In addition, no evidence was found to support the allegations of widespread academic misconduct. The NCAA has indicated they will not reopen the investigation.
"We take all allegations made against the university very seriously," said OSU President Karen Holbrook. "I assured you that integrity would be a big part of this process, and I am convinced that this committee acted thoroughly and responsibly."
Holbrook said she was most pleased that "the university's academic integrity is sound and there have been no breaches of institutional integrity or evidence to support inappropriate tutorial assistance."
Holbrook noted that an NCAA investigator joined the committee at various stages of the process, and the NCAA reviewed the report last week.
"They reviewed the report, and the NCAA does not contemplate taking any action," Holbrook said.
As part of the investigation, the committee interviewed 60 different people, ranging from academic advisors to professors to student-athletes to students who are not athletes.
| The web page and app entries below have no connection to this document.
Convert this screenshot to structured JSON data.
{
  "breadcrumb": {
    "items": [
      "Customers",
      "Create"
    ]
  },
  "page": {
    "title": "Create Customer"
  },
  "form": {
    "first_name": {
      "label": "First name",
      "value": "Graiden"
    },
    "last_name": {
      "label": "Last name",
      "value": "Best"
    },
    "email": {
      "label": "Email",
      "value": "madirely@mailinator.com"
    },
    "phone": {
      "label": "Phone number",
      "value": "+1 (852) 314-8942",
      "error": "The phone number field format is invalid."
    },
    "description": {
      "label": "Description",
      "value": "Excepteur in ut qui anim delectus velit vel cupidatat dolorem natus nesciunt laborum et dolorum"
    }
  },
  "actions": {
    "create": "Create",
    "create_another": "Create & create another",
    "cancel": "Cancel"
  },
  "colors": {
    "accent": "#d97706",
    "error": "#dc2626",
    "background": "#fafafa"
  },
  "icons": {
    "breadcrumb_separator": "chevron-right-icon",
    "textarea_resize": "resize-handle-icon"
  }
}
The committee made several recommendations on how Ohio State can improve its services and avoid potential wrongdoing. Those recommendations include reducing the case load for counselors and increasing the staff diversity. OSU has already hired one additional counselor and the school may take steps toward moving the student athlete support services out of the athletic department so there is no appearance of direct pressure on counselors to keep athletes eligible.
The investigation is expected to cost the university just under $100,000 including $75,000 for a law firm that specializes in NCAA cases.
Holbrook was joined at Wednesday's press conference by Matthew Platz, the chair of the committee and a chemistry professor, as well as Barbara Snyder, the interim provost.
The committee was asked if this investigation proves that the allegations by teaching assistant Norma McGill in the Times article were false and if it would prevent more allegations from whistleblowers in the future.
"I think that this shows that we take all allegations seriously and investigate," Snyder said. "I don't think anyone who blows the whistle can and will expect that they will be vindicated."
OSU athletic director Andy Geiger also voiced his approval of the findings.
"I said it was my hope that the investigation would be vigorous, thorough, and timeless, and that it wouldn't end until people would be satisfied with the outcome," Geiger said. "I am delighted to say that has happened.
"The people involved with the process were dilligent and thorough in their duties."
Geiger was asked if he felt relieved that his department was exonerated from wrongdoing.
"I don't feel relief because I never felt we were doing things incorrectly," he said.
Geiger was also asked about the situation surrounding Clarett. The athletic director noted that Clarett's situation has nothing to do with the academic investigation, but he did say, "We'll decide when and if we request his reinstatement as a student-athlete."
Last week, OSU coach Jim Tressel, who did not attend the press conference, intimated he would like to have Clarett back for spring practice if at all possible.
"I don't think I want to get into a date, certain," Geiger said. "I think it's a possibility."
Geiger then declined to comment on Clarett's academic status, citing privacy laws.
For a full transcript of the press conference, please visit the Ohio State official Web site.